The researchers then got 16 volunteers between the ages of 18 and 24 to perform the different exercises and measured muscle activity with a wireless electromyography machine. They found "the concentration curl" to be the most effective. The reason? Unlike the other exercises, it completely isolates the biceps.
There may also be a psychological component to why the concentration curl is more effective. Looking down and seeing your muscles working may help garner motivation and focus.
Read more: Workouts for Different Parts of the Biceps
10-Minute Biceps Workouts
Gaining biceps muscle doesn't have to mean spending hours at the gym every week. ACE recommends 10-minute biceps workouts that are equally effective and efficient:
- Alternating biceps curl: Hold a dumbbell in each hand, palms facing toward the hips. Curl each dumbbell up, one at a time, and rotate the palm to face the shoulder. Make sure to keep the legs slightly bent and elbows close to the sides of the torso. Do 10 to 15 repetitions.
- Plank hammer: Situate yourself in plank position and place each hand on top of a dumbbell. Lift each arm up one at a time. Keep the body aligned, abdominals engaged, hips steady and elbows directly underneath the shoulders. Do 10 to 15 repetitions.
- Reverse curl: With a dumbbell in each hand, palms facing away from the body, curl the dumbbells up close to the body, then slowly lower the weights. Make sure the knees are bent and the abs are engaged. Do 10 to 15 repetitions.
Read more: How to Get Defined Biceps
Variations of the Biceps Curl
There are far more ways than one to perform a biceps curl. Though no matter the method, the result will almost always be the same: muscular biceps. ACE describes several variations of the biceps curl, including:
- Biceps curl with isometric squat: Lower down into a squat and place the arms in front of the legs, palms facing up, dumbbells in hand. Continue to hold the squat position while curling the dumbbells and keeping the elbows stuck to the thighs.
- Drag curl to front press: Stand holding a dumbbell in each hand, palms facing up. Pull the elbows back and lift the dumbbells to chest height. After this pulling motion, press the arms forward so that they are parallel to the ground. Then pull the dumbbells back in and lower them.
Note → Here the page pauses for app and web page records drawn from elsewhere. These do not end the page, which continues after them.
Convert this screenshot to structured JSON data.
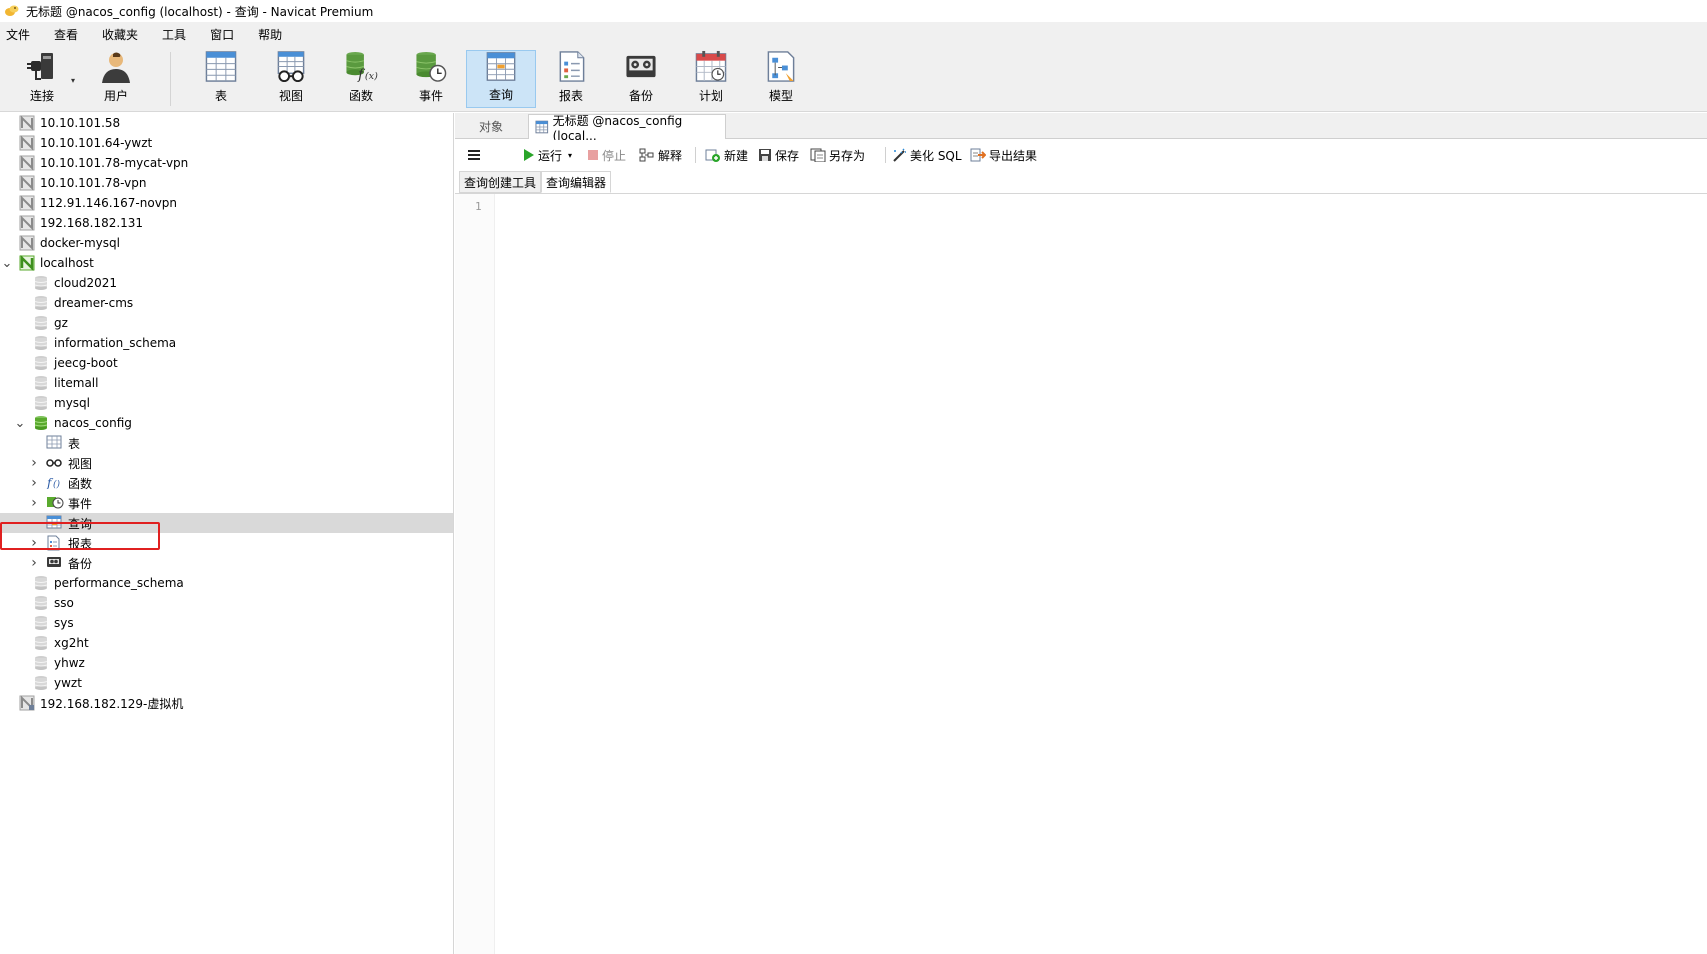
{
  "window": {
    "title": "无标题 @nacos_config (localhost) - 查询 - Navicat Premium"
  },
  "menu": [
    "文件",
    "查看",
    "收藏夹",
    "工具",
    "窗口",
    "帮助"
  ],
  "toolbar": {
    "connect": "连接",
    "user": "用户",
    "table": "表",
    "view": "视图",
    "function": "函数",
    "event": "事件",
    "query": "查询",
    "report": "报表",
    "backup": "备份",
    "schedule": "计划",
    "model": "模型",
    "active": "query"
  },
  "tree": {
    "connections_before": [
      "10.10.101.58",
      "10.10.101.64-ywzt",
      "10.10.101.78-mycat-vpn",
      "10.10.101.78-vpn",
      "112.91.146.167-novpn",
      "192.168.182.131",
      "docker-mysql"
    ],
    "open_connection": "localhost",
    "databases_before": [
      "cloud2021",
      "dreamer-cms",
      "gz",
      "information_schema",
      "jeecg-boot",
      "litemall",
      "mysql"
    ],
    "open_database": "nacos_config",
    "db_children": [
      "表",
      "视图",
      "函数",
      "事件",
      "查询",
      "报表",
      "备份"
    ],
    "selected_child": "查询",
    "databases_after": [
      "performance_schema",
      "sso",
      "sys",
      "xg2ht",
      "yhwz",
      "ywzt"
    ],
    "connections_after": [
      "192.168.182.129-虚拟机"
    ]
  },
  "tabs": {
    "objects": "对象",
    "query_tab": "无标题 @nacos_config (local..."
  },
  "query_toolbar": {
    "run": "运行",
    "stop": "停止",
    "explain": "解释",
    "new": "新建",
    "save": "保存",
    "save_as": "另存为",
    "beautify": "美化 SQL",
    "export": "导出结果"
  },
  "subtabs": {
    "builder": "查询创建工具",
    "editor": "查询编辑器"
  },
  "editor": {
    "line_number": "1"
  },
  "colors": {
    "active_tool": "#cce4f7",
    "selection_box": "#e02020",
    "db_open": "#5aaa2e",
    "run_green": "#2aa52a"
  }
}
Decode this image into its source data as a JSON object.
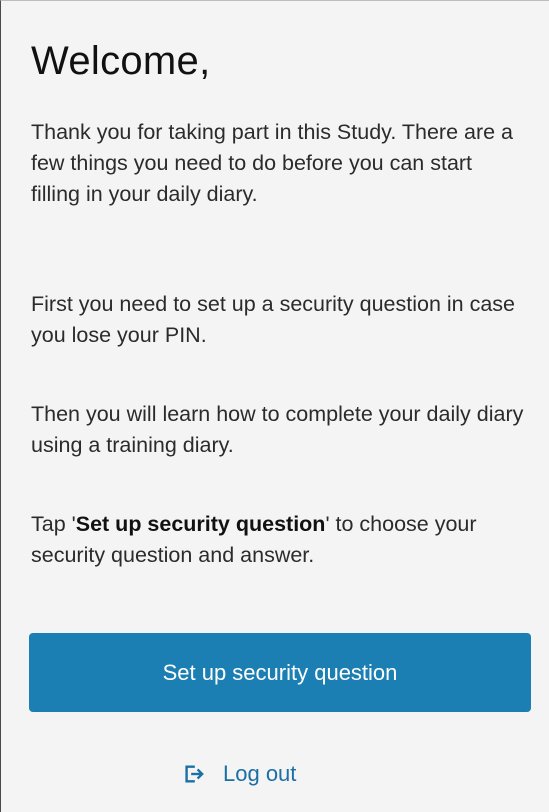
{
  "welcome": {
    "title": "Welcome,",
    "paragraph1": "Thank you for taking part in this Study. There are a few things you need to do before you can start filling in your daily diary.",
    "paragraph2": "First you need to set up a security question in case you lose your PIN.",
    "paragraph3": "Then you will learn how to complete your daily diary using a training diary.",
    "paragraph4_prefix": "Tap '",
    "paragraph4_bold": "Set up security question",
    "paragraph4_suffix": "' to choose your security question and answer."
  },
  "actions": {
    "setup_button_label": "Set up security question",
    "logout_label": "Log out",
    "logout_icon": "logout-icon"
  },
  "colors": {
    "background": "#f4f4f4",
    "primary": "#1b7fb3",
    "link": "#1b6fa5"
  }
}
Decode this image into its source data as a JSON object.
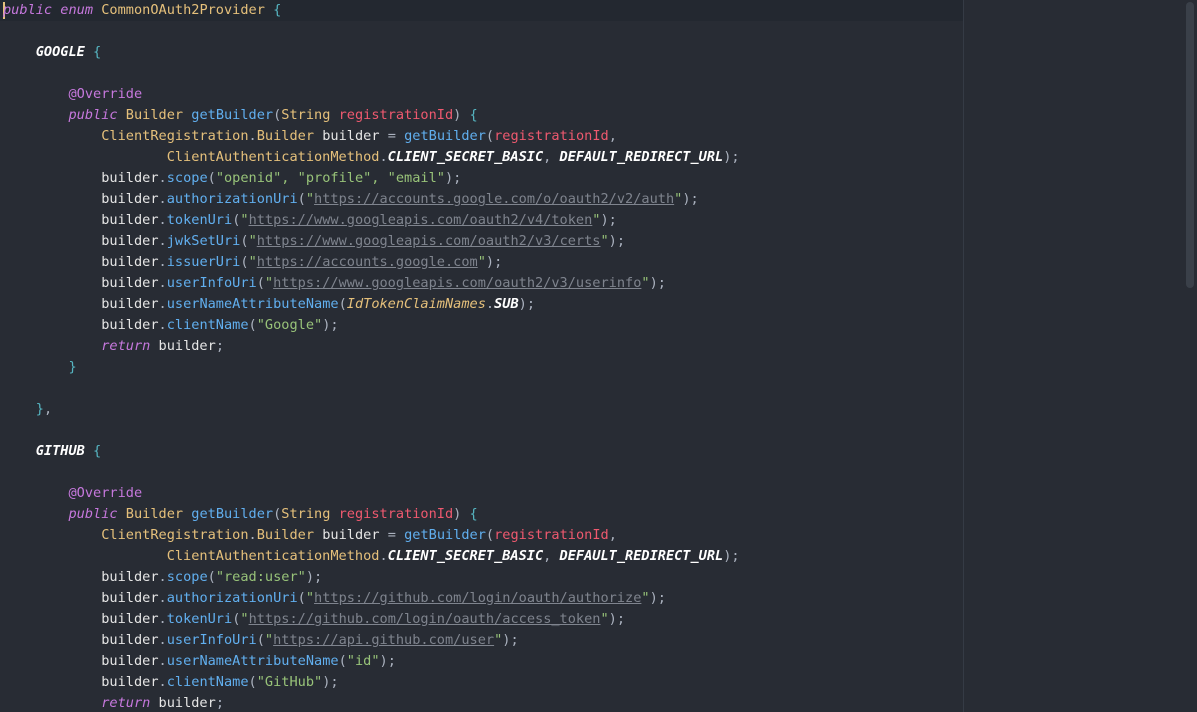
{
  "code": {
    "enum_name": "CommonOAuth2Provider",
    "google": {
      "name": "GOOGLE",
      "scope_args": "\"openid\", \"profile\", \"email\"",
      "auth_uri": "https://accounts.google.com/o/oauth2/v2/auth",
      "token_uri": "https://www.googleapis.com/oauth2/v4/token",
      "jwk_uri": "https://www.googleapis.com/oauth2/v3/certs",
      "issuer_uri": "https://accounts.google.com",
      "userinfo_uri": "https://www.googleapis.com/oauth2/v3/userinfo",
      "client_name": "\"Google\""
    },
    "github": {
      "name": "GITHUB",
      "scope_args": "\"read:user\"",
      "auth_uri": "https://github.com/login/oauth/authorize",
      "token_uri": "https://github.com/login/oauth/access_token",
      "userinfo_uri": "https://api.github.com/user",
      "user_name_attr": "\"id\"",
      "client_name": "\"GitHub\""
    },
    "kw": {
      "public": "public",
      "enum": "enum",
      "return": "return"
    },
    "annotation": "@Override",
    "types": {
      "builder": "Builder",
      "string": "String",
      "client_registration": "ClientRegistration",
      "client_auth_method": "ClientAuthenticationMethod",
      "id_token_claims": "IdTokenClaimNames"
    },
    "methods": {
      "get_builder": "getBuilder",
      "scope": "scope",
      "authorization_uri": "authorizationUri",
      "token_uri": "tokenUri",
      "jwk_set_uri": "jwkSetUri",
      "issuer_uri": "issuerUri",
      "user_info_uri": "userInfoUri",
      "user_name_attribute_name": "userNameAttributeName",
      "client_name": "clientName"
    },
    "identifiers": {
      "registration_id": "registrationId",
      "builder_var": "builder",
      "client_secret_basic": "CLIENT_SECRET_BASIC",
      "default_redirect_url": "DEFAULT_REDIRECT_URL",
      "sub": "SUB"
    }
  },
  "colors": {
    "background": "#282c34",
    "keyword": "#c678dd",
    "type": "#e5c07b",
    "function": "#61afef",
    "parameter": "#ef596f",
    "string": "#98c379",
    "url": "#7f848e"
  }
}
Repeat this motion.
- Upper cuts with bob and weave: Begin in a squat position holding the dumbbells at shoulder height. Perform four upper cuts, punching toward the ceiling on the right side. Bob to the left side and do another four upper cuts.